- What you will do: State, as a bare number, how many lines below contain "buttons".

- Source material:
------------------------------------------------------------------------

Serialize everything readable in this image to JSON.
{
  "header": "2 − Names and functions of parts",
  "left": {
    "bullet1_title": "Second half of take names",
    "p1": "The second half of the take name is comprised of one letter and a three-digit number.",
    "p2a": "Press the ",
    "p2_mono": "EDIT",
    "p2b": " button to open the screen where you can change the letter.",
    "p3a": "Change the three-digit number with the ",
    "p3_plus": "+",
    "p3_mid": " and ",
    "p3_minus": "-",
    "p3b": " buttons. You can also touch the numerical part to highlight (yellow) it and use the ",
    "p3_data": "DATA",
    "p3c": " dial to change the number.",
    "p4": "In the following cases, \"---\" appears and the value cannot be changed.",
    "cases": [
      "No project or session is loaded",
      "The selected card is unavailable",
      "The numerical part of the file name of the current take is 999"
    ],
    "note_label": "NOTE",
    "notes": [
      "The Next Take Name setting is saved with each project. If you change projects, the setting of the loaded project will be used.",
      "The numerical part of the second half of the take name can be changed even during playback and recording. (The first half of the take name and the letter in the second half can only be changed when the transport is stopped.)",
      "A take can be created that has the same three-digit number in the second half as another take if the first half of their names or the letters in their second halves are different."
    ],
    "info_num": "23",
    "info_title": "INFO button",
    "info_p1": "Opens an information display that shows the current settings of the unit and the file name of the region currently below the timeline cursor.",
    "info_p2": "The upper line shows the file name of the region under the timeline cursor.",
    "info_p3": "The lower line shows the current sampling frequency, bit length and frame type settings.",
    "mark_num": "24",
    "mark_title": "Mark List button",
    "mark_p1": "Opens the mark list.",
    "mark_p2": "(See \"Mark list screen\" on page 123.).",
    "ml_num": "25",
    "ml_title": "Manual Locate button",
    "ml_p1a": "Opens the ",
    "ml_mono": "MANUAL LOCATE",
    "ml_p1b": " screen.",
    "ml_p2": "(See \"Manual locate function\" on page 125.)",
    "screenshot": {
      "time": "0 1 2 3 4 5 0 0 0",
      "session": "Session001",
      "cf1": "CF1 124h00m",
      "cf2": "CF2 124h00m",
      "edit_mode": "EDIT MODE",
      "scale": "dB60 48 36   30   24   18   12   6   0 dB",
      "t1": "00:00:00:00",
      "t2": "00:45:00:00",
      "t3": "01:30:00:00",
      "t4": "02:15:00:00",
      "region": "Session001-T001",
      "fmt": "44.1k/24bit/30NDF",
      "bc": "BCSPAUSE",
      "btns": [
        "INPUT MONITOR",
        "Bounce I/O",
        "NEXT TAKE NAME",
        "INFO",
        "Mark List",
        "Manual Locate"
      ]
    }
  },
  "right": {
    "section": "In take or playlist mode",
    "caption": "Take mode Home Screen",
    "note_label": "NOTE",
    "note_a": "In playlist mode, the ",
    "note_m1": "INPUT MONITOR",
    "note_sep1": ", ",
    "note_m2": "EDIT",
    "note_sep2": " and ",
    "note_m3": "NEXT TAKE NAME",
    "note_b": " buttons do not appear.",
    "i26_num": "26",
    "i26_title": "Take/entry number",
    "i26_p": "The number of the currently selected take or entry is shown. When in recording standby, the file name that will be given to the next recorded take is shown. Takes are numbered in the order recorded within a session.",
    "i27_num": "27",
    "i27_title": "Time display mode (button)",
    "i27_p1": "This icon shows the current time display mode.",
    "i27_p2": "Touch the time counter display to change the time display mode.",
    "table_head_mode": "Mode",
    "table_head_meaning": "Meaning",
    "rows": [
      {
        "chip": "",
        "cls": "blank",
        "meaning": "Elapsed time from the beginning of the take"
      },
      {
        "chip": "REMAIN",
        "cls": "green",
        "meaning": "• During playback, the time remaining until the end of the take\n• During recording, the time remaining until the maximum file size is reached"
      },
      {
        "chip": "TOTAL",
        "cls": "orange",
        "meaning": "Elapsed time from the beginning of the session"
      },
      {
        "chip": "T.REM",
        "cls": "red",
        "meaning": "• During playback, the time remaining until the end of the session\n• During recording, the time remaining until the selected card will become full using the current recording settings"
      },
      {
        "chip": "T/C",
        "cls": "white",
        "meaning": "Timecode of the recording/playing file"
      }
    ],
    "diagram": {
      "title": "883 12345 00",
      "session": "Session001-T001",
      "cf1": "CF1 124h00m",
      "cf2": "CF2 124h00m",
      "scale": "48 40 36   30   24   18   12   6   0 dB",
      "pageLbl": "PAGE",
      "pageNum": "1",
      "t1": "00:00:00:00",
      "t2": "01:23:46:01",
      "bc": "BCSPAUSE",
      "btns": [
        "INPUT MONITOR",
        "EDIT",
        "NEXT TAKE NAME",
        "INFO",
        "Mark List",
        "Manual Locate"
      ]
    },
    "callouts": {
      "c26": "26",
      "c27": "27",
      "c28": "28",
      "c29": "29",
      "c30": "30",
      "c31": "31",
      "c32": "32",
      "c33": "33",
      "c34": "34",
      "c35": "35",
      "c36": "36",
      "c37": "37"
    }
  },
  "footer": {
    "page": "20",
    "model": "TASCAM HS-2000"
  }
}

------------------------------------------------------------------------

- Output of the task: 2